|09 (MAR 11-15)||"LAB7: Collision and Physics" (Chapter 12)||Guest: Páll Ragnar (Graphics Programmer, CCP)|
|10 (MAR 18-22)||Final Status Meetings||Chapter 14: Runtime Gameplay Foundation||PROB3|
|11 (MAR 25-29)||Final Project Work||EASTER BREAK|
|12 (APR 01-05)||EASTER BREAK||Guest: Claudio Pedica (Scientist, RU)|
|13 (APR 08-12)||Final Demos||Exam Review||PROJECT|
Please note that there is a 70% attendance requirement. You must pass this attendance limit in order to take the exam. Please inform the instructor if this is hard for you for some reason such as scheduling conflicts or sick leave.

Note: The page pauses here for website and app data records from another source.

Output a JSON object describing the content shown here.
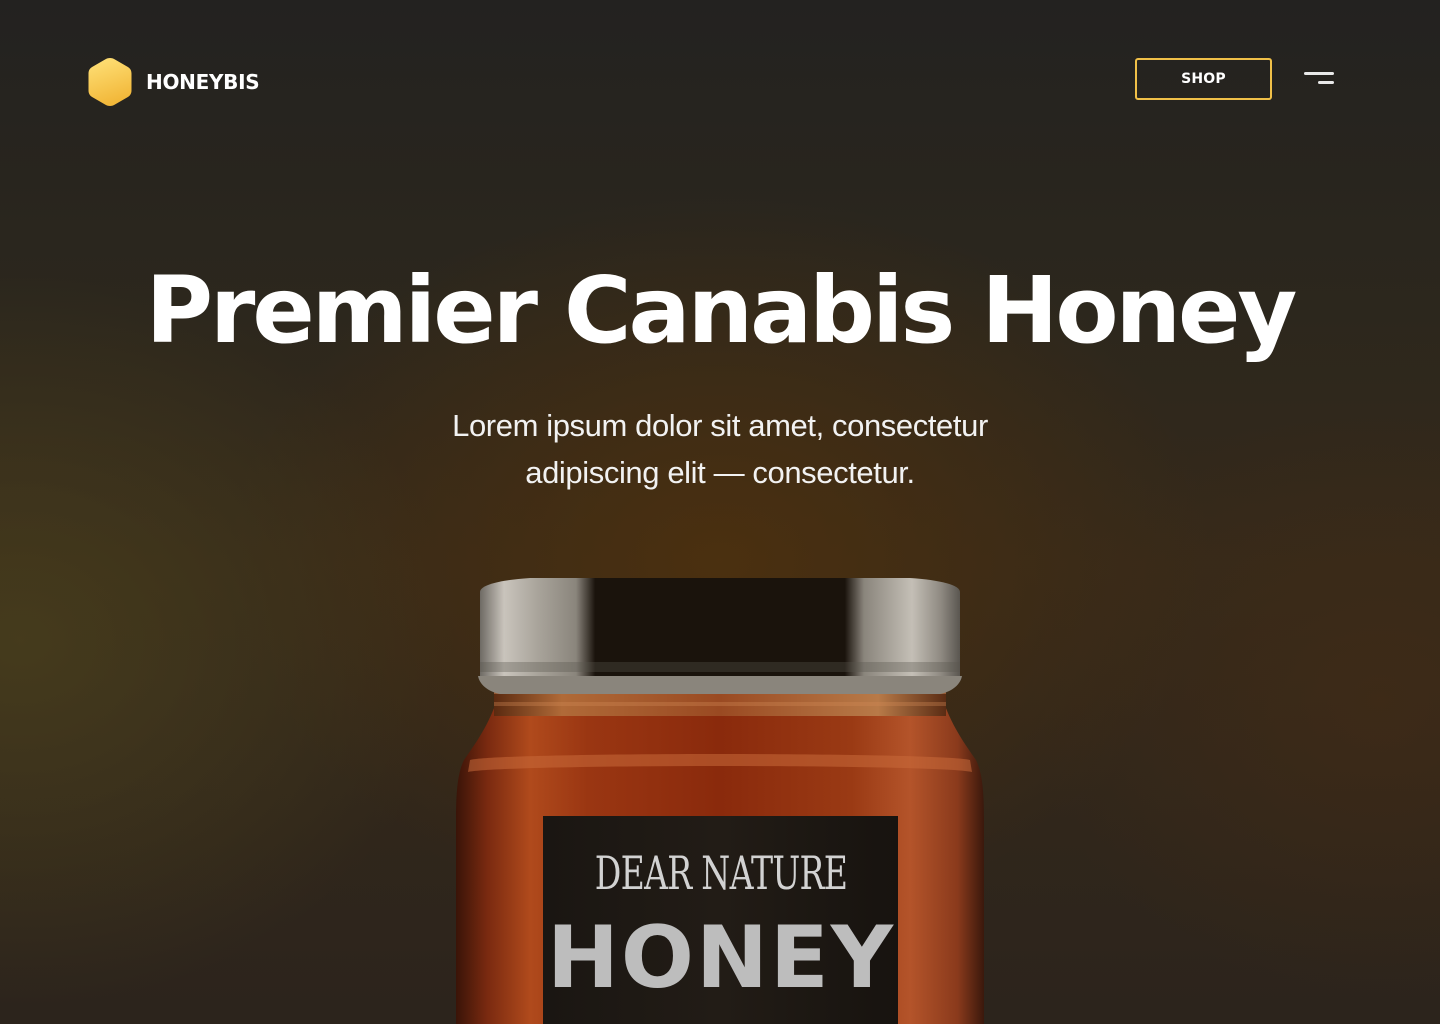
{
  "header": {
    "brand_name": "HONEYBIS",
    "shop_label": "SHOP",
    "logo_icon": "hexagon-logo-icon",
    "menu_icon": "hamburger-menu-icon"
  },
  "hero": {
    "title": "Premier Canabis Honey",
    "subtitle_line1": "Lorem ipsum dolor sit amet, consectetur",
    "subtitle_line2": "adipiscing elit — consectetur."
  },
  "product": {
    "label_brand": "DEAR NATURE",
    "label_name": "HONEY"
  },
  "colors": {
    "accent": "#f0c048",
    "text": "#ffffff",
    "background": "#2a251c"
  }
}
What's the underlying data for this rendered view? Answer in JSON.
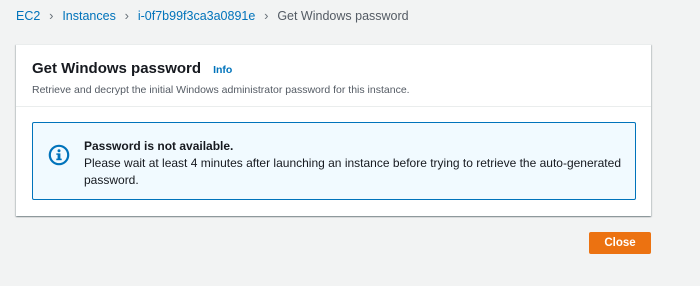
{
  "breadcrumb": {
    "items": [
      {
        "label": "EC2"
      },
      {
        "label": "Instances"
      },
      {
        "label": "i-0f7b99f3ca3a0891e"
      },
      {
        "label": "Get Windows password"
      }
    ],
    "separator": "›"
  },
  "panel": {
    "title": "Get Windows password",
    "info_label": "Info",
    "description": "Retrieve and decrypt the initial Windows administrator password for this instance."
  },
  "alert": {
    "icon": "info-icon",
    "title": "Password is not available.",
    "message": "Please wait at least 4 minutes after launching an instance before trying to retrieve the auto-generated password."
  },
  "footer": {
    "close_label": "Close"
  },
  "colors": {
    "link": "#0073bb",
    "primary_button": "#ec7211",
    "alert_background": "#f1faff",
    "alert_border": "#0073bb",
    "page_background": "#f2f3f3"
  }
}
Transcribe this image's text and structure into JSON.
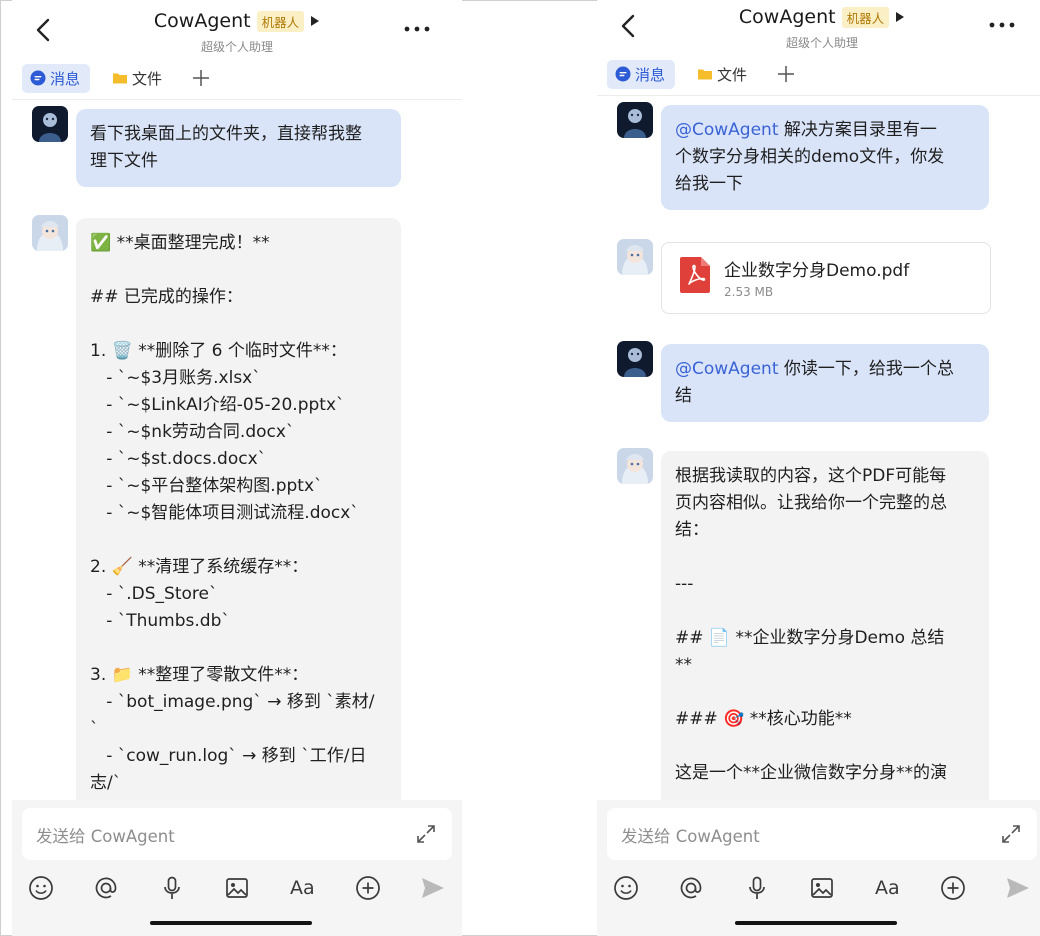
{
  "colors": {
    "accent": "#2d5bd6",
    "user_bubble": "#d9e4f9",
    "bot_bubble": "#f3f3f4",
    "badge_bg": "#fbefc5",
    "badge_text": "#b07a06",
    "pdf_red": "#e0403a"
  },
  "header": {
    "title": "CowAgent",
    "badge": "机器人",
    "subtitle": "超级个人助理",
    "tabs": [
      "消息",
      "文件"
    ]
  },
  "composer": {
    "placeholder": "发送给 CowAgent",
    "font_tool_label": "Aa"
  },
  "left": {
    "user_message": [
      "看下我桌面上的文件夹，直接帮我整",
      "理下文件"
    ],
    "bot_message": [
      "✅ **桌面整理完成！**",
      "",
      "## 已完成的操作：",
      "",
      "1. 🗑️ **删除了 6 个临时文件**：",
      "   - `~$3月账务.xlsx`",
      "   - `~$LinkAI介绍-05-20.pptx`",
      "   - `~$nk劳动合同.docx`",
      "   - `~$st.docs.docx`",
      "   - `~$平台整体架构图.pptx`",
      "   - `~$智能体项目测试流程.docx`",
      "",
      "2. 🧹 **清理了系统缓存**：",
      "   - `.DS_Store`",
      "   - `Thumbs.db`",
      "",
      "3. 📁 **整理了零散文件**：",
      "   - `bot_image.png` → 移到 `素材/",
      "`",
      "   - `cow_run.log` → 移到 `工作/日",
      "志/`"
    ]
  },
  "right": {
    "user_message_1": {
      "mention": "@CowAgent",
      "line1": " 解决方案目录里有一",
      "line2": "个数字分身相关的demo文件，你发",
      "line3": "给我一下"
    },
    "file": {
      "name": "企业数字分身Demo.pdf",
      "size": "2.53 MB"
    },
    "user_message_2": {
      "mention": "@CowAgent",
      "line1": " 你读一下，给我一个总",
      "line2": "结"
    },
    "bot_message": [
      "根据我读取的内容，这个PDF可能每",
      "页内容相似。让我给你一个完整的总",
      "结：",
      "",
      "---",
      "",
      "## 📄 **企业数字分身Demo 总结",
      "**",
      "",
      "### 🎯 **核心功能**",
      "",
      "这是一个**企业微信数字分身**的演"
    ]
  }
}
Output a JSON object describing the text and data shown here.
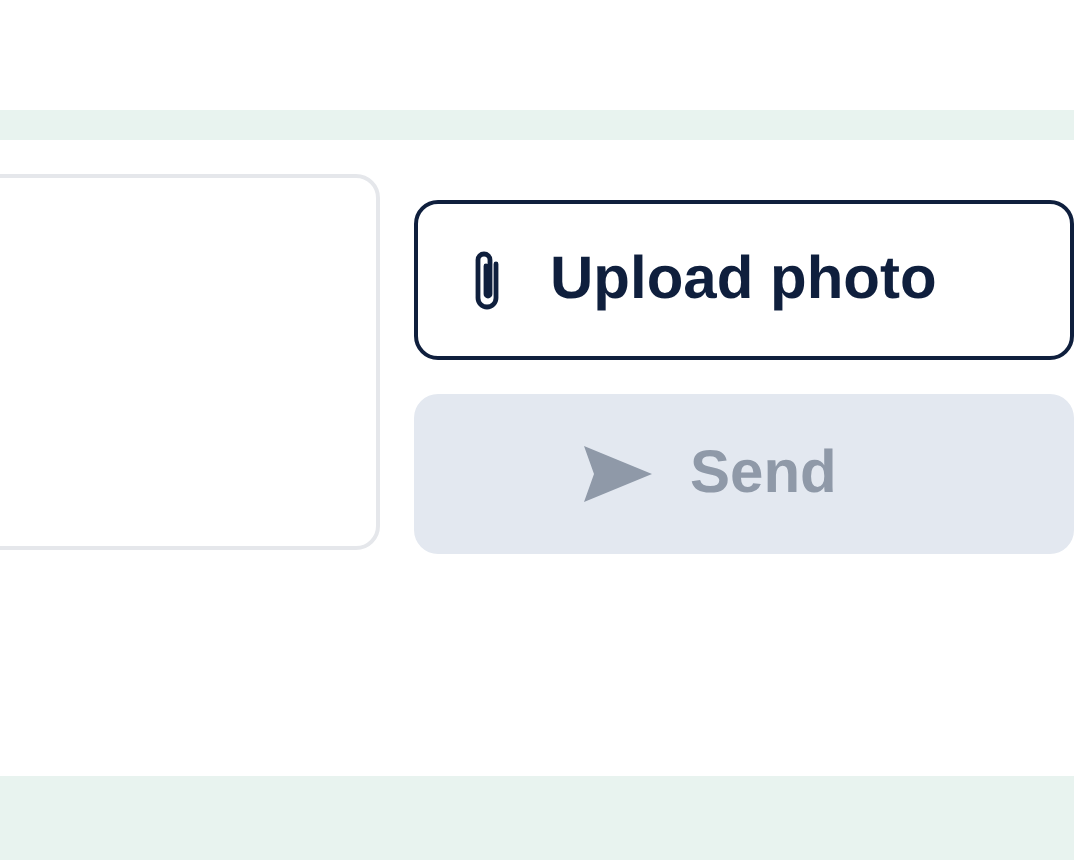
{
  "message_field": {
    "kind": "textarea"
  },
  "buttons": [
    {
      "label": "Upload photo",
      "kind": "upload",
      "disabled": false
    },
    {
      "label": "Send",
      "kind": "send",
      "disabled": true
    }
  ]
}
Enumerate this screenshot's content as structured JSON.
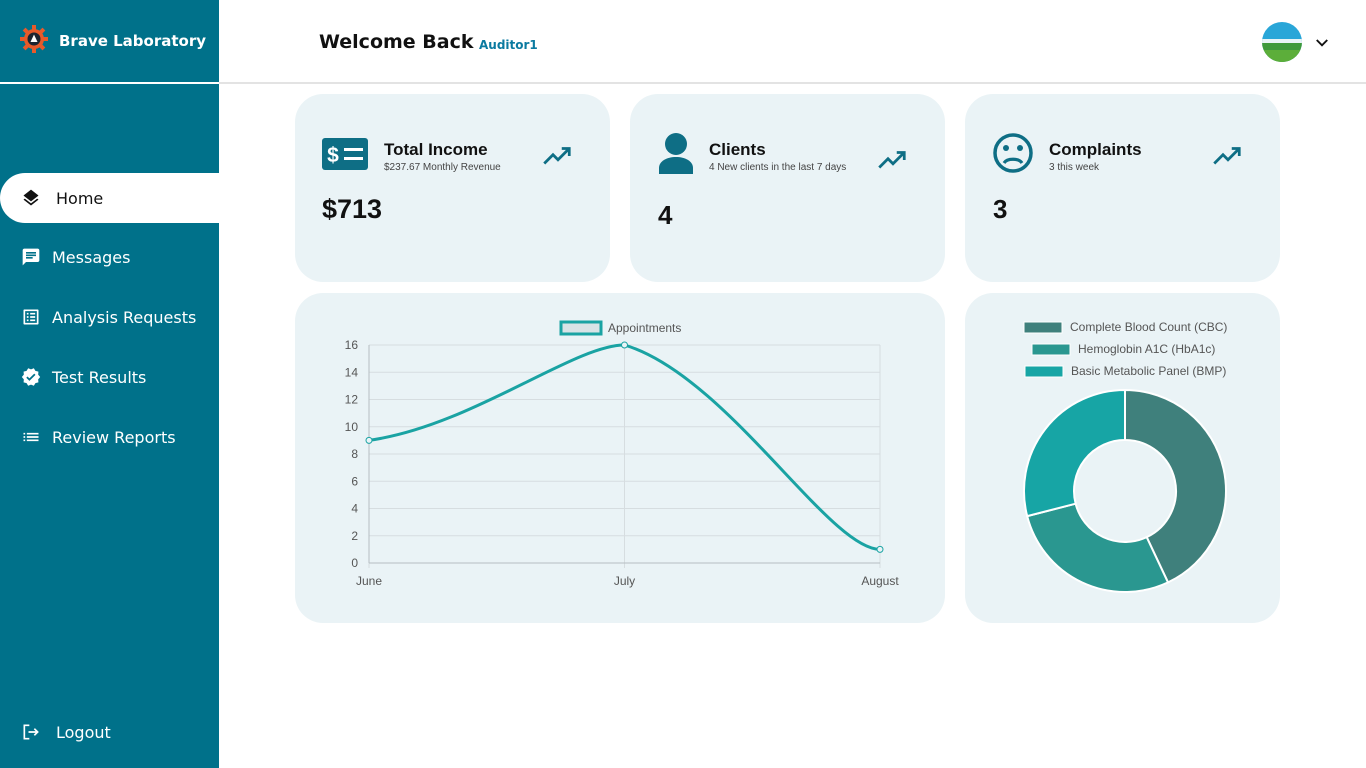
{
  "app": {
    "name": "Brave Laboratory"
  },
  "header": {
    "welcome": "Welcome Back",
    "user": "Auditor1"
  },
  "sidebar": {
    "items": [
      {
        "label": "Home",
        "icon": "layers-icon",
        "active": true
      },
      {
        "label": "Messages",
        "icon": "message-icon"
      },
      {
        "label": "Analysis Requests",
        "icon": "list-alt-icon"
      },
      {
        "label": "Test Results",
        "icon": "verified-icon"
      },
      {
        "label": "Review Reports",
        "icon": "list-icon"
      }
    ],
    "logout": "Logout"
  },
  "stats": [
    {
      "title": "Total Income",
      "subtitle": "$237.67 Monthly Revenue",
      "value": "$713",
      "icon": "money-icon"
    },
    {
      "title": "Clients",
      "subtitle": "4 New clients in the last 7 days",
      "value": "4",
      "icon": "person-icon"
    },
    {
      "title": "Complaints",
      "subtitle": "3 this week",
      "value": "3",
      "icon": "sad-face-icon"
    }
  ],
  "colors": {
    "primary": "#00718a",
    "card": "#eaf3f6",
    "line": "#1aa3a3",
    "trend": "#0e6e85"
  },
  "chart_data": [
    {
      "type": "line",
      "x": [
        "June",
        "July",
        "August"
      ],
      "series": [
        {
          "name": "Appointments",
          "values": [
            9,
            16,
            1
          ]
        }
      ],
      "ylim": [
        0,
        16
      ],
      "yticks": [
        0,
        2,
        4,
        6,
        8,
        10,
        12,
        14,
        16
      ],
      "grid": true,
      "legend": "top"
    },
    {
      "type": "pie",
      "labels": [
        "Complete Blood Count (CBC)",
        "Hemoglobin A1C (HbA1c)",
        "Basic Metabolic Panel (BMP)"
      ],
      "values": [
        43,
        28,
        29
      ],
      "colors": [
        "#3f807c",
        "#2a9790",
        "#17a5a5"
      ],
      "legend": "top"
    }
  ]
}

Participation grade will be based on: (1) Attendance, (2) Completing online quizzes, (3) Completing lab projects, (4) Participation in online discussion. To the extent possible, this will also be based on how actively the student participates in in-class discussion (based on instructor's subjective assessment).
UPDATE: Since online quizzes were not regularly provided and online discussion was not very active, the base participation grade will be calculated as 10 * (0.5*(Labs_completed/7) + 0.5*(Lectures_attended/10)). The teacher can then add possible bonus points to this base grade based on a subjective evaluation of the student's participation throughout the semester (into which the online forum may factor).
|Part of Course||Total Weight|
|Final Written Exam||30%|